In the globalization era, cost competitiveness alone will not be sufficient to guarantee further success. The China's LICs faced a serious challenge between the top-down (global) and bottom-up (local) governance pressures. In order to remain competitive, there is a need for LICs to upgrade their activities and move up along GVC, and shall constantly pursue enhancement and optimization of value chain and developing their capabilities. To help overcome the constraints on LICs, the need to develop new and more effective governance strategies and policies are high priority. This paper also shows how LICs can break out of the "lock-in" which results form working for a small powerful GVC's governors. It recognizes the GVC governance variance and opening up new opportunities for LIC.
Key words: Local Industrial Clusters (LICs), Global Value Chain (GVC), Governance
Résumé: A l'époque de globalisation, la compétitivité du prix seul ne suffit pas pour garantir le succès futur. Les GIL de Chine font face à un double défi sérieux des pressions de gouvernance globale et locale. Afin de maintenir la compétitivité, il est nécessaire pour les GIL d'améliorer leurs activités et de s'avancer dans la CVG. Ils devraient poursuivre constamment le renforcement et l'optimisation de la chaîne de valeur et développer leurs capacités. Pour vaincre les contraintes, le développement de plus de nouvelles stratégies de gouvernance est devenu la première priorité. L'article montre aussi comment les GIL peuvent se débarrasser de l'isolation qui résultant du fait qu'ils travaillent pour les gouverneurs d'une petite CVG puissante. Il reconnaît la différence de gouvernance de la CVG et la création de nouvelles opportunités pour les GIL.
Mots-Clés: Groupes industriels locaux GIL), Chaîne de valeur globale(CVG), gouvernance
Since the initiation of economic reforms in 1978, China has become one of the world's fastest-growing economies. From 1979 to 2005 China's real GDP grew at an average annual rate of 9.6%. Trade continues to play a major role in China's booming economy, China is now the world's third-largest trading economy, 'MADE IN CHINA" products could be seen everywhere in the global market. Foreign visitors to China are often surprised to find hundreds (or even thousands) of factories producing the same type of merchandise in a single township or county. Why does China enjoy manufacturing advantage over other countries? Low-cost labor certainly comes into play, but it's only part of the answer.
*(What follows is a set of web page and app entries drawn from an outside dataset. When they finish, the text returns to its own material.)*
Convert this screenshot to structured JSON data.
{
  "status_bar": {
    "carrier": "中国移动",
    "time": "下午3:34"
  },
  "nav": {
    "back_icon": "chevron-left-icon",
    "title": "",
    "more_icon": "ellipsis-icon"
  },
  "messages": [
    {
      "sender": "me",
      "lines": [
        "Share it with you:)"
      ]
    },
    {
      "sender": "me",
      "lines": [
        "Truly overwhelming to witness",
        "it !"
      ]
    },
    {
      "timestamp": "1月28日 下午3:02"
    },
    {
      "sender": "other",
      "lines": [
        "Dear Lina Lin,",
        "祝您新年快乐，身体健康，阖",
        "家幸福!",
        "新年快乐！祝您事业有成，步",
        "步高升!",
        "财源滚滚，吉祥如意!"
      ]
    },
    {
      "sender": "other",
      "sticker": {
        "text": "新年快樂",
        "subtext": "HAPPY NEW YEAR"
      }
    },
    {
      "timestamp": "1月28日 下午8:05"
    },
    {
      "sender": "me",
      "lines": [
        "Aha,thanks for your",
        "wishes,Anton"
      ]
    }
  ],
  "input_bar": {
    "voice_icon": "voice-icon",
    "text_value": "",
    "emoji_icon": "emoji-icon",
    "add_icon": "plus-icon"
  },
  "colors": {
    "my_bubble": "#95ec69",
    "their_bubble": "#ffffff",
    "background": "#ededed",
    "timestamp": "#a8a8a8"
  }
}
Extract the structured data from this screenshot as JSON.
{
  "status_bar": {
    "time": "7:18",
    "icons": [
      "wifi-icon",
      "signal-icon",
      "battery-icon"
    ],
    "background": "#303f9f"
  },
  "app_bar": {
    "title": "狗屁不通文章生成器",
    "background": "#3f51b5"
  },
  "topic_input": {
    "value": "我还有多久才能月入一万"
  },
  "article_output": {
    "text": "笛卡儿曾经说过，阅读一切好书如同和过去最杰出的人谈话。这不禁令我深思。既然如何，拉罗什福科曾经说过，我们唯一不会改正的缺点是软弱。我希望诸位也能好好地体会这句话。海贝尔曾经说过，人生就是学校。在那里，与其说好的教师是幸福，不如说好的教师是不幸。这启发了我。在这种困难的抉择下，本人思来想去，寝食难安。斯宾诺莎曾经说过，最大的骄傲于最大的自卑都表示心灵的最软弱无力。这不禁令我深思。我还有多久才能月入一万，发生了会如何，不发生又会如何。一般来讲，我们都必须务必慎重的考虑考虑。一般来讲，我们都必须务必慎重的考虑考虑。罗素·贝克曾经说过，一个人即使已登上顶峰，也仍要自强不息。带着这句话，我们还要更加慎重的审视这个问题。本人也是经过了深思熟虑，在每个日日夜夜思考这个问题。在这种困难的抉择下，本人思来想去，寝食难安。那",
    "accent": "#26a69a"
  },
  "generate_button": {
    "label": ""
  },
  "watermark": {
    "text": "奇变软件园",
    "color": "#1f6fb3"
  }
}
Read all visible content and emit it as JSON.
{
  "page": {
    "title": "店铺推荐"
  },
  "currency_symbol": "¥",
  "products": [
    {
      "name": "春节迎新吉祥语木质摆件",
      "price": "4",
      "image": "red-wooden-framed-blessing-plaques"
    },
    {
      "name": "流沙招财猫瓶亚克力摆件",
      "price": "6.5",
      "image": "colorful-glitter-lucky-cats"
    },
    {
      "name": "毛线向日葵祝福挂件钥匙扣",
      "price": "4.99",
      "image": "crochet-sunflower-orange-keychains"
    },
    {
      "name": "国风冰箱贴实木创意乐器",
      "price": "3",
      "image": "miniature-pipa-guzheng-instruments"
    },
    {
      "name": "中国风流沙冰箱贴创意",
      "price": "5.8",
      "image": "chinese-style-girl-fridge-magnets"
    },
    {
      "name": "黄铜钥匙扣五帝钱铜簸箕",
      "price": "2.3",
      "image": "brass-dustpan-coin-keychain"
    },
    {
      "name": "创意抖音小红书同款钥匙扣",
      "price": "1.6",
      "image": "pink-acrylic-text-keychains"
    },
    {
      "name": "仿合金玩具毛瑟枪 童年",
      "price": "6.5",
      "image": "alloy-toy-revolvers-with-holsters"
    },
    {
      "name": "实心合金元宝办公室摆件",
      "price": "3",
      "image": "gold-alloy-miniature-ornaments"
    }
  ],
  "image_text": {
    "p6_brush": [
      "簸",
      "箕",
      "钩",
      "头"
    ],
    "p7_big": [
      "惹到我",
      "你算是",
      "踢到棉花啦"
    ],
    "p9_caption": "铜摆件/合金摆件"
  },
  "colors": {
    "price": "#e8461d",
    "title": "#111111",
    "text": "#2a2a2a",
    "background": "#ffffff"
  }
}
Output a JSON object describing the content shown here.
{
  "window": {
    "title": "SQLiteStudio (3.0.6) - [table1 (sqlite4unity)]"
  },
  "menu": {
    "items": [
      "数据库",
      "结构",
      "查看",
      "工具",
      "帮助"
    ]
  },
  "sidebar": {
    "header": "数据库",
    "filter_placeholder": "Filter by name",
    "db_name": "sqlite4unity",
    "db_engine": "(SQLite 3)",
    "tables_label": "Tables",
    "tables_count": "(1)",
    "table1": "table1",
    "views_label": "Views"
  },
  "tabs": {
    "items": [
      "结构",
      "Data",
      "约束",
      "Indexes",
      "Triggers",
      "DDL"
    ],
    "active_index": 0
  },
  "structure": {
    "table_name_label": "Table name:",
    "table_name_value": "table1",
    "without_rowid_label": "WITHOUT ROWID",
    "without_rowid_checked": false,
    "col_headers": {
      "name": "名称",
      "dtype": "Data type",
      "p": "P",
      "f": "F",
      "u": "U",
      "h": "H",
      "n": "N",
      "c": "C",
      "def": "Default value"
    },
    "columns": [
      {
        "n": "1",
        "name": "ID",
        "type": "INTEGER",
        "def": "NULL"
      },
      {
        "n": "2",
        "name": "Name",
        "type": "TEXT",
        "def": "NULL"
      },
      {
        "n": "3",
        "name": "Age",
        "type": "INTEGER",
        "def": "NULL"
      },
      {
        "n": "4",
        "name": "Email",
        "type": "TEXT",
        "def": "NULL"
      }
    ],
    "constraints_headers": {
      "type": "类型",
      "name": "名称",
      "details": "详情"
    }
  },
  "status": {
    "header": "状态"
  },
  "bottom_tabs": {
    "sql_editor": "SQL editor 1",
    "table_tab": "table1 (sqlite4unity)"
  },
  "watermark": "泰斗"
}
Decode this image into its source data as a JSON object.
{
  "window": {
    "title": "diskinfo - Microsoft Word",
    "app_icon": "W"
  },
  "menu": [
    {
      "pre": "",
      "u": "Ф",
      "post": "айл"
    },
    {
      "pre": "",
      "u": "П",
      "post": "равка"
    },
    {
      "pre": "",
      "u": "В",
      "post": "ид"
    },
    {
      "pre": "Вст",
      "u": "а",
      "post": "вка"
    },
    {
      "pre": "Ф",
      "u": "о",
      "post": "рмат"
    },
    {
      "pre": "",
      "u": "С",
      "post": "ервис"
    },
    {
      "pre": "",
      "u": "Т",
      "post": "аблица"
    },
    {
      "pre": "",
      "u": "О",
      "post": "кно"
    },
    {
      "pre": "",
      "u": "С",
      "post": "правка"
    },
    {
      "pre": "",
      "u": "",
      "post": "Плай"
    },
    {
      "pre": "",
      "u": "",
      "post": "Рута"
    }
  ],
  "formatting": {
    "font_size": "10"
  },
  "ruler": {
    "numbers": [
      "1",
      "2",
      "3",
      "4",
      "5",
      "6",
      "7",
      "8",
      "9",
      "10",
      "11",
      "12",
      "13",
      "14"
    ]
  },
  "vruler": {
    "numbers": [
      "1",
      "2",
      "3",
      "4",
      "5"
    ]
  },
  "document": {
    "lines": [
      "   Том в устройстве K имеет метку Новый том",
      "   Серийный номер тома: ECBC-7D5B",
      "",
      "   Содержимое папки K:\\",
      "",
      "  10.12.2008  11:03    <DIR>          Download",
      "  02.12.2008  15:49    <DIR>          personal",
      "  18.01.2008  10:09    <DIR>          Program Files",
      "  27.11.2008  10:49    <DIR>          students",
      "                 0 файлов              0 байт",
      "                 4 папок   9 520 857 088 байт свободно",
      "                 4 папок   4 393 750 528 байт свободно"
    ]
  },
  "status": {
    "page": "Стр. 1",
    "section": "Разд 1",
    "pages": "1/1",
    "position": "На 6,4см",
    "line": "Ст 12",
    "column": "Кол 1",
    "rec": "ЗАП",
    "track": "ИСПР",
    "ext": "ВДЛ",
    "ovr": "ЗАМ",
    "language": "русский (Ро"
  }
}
Another factor-and in many cases an even bigger one-is the existence of LICs.
The LICs-e.g. Zhejiang's so-called lump economies (Kuaizhuang jingji) , specialized towns (zhuangye zhen) and manufacture base (shengchan jidi)-focus on one product in a locality, and are conducive to industrial linkages in response to market competition. In China, LICs have a fairly long history. Jingdezhen has a pottery and porcelain production cluster with a history of more than 1,400 years; while Shenze Town of Wujiang in Jiangsu has been one of the well-known silk manufacture and trade centers in China for hundreds of years. Nevertheless, the development of industrial clusters gained momentum after the country implemented its reform policies in 1978. Recent studies (Zhou and Pu, 2003) (Zhu, et, al, 2005) identify LICs as one of the most productive strategies in promoting sector and regional growth. This remarkable specialization has helped China to increase its manufacturing capacity and overall competitiveness, and a growing percentage of cluster's production is functionally integrated into the global systems of supply to the global market.
In China, LICs mostly are located around booming cities and towns in the eastern coastal region-particularly the Yangtze River Delta (YRD), the Pearl River Delta (PRD), as well as in the Bohai-Rim (BoR) region in the north. The three regions have developed a broad range of clusters in various industries, and LICs create 50% of manufacturing output in east-south of China. …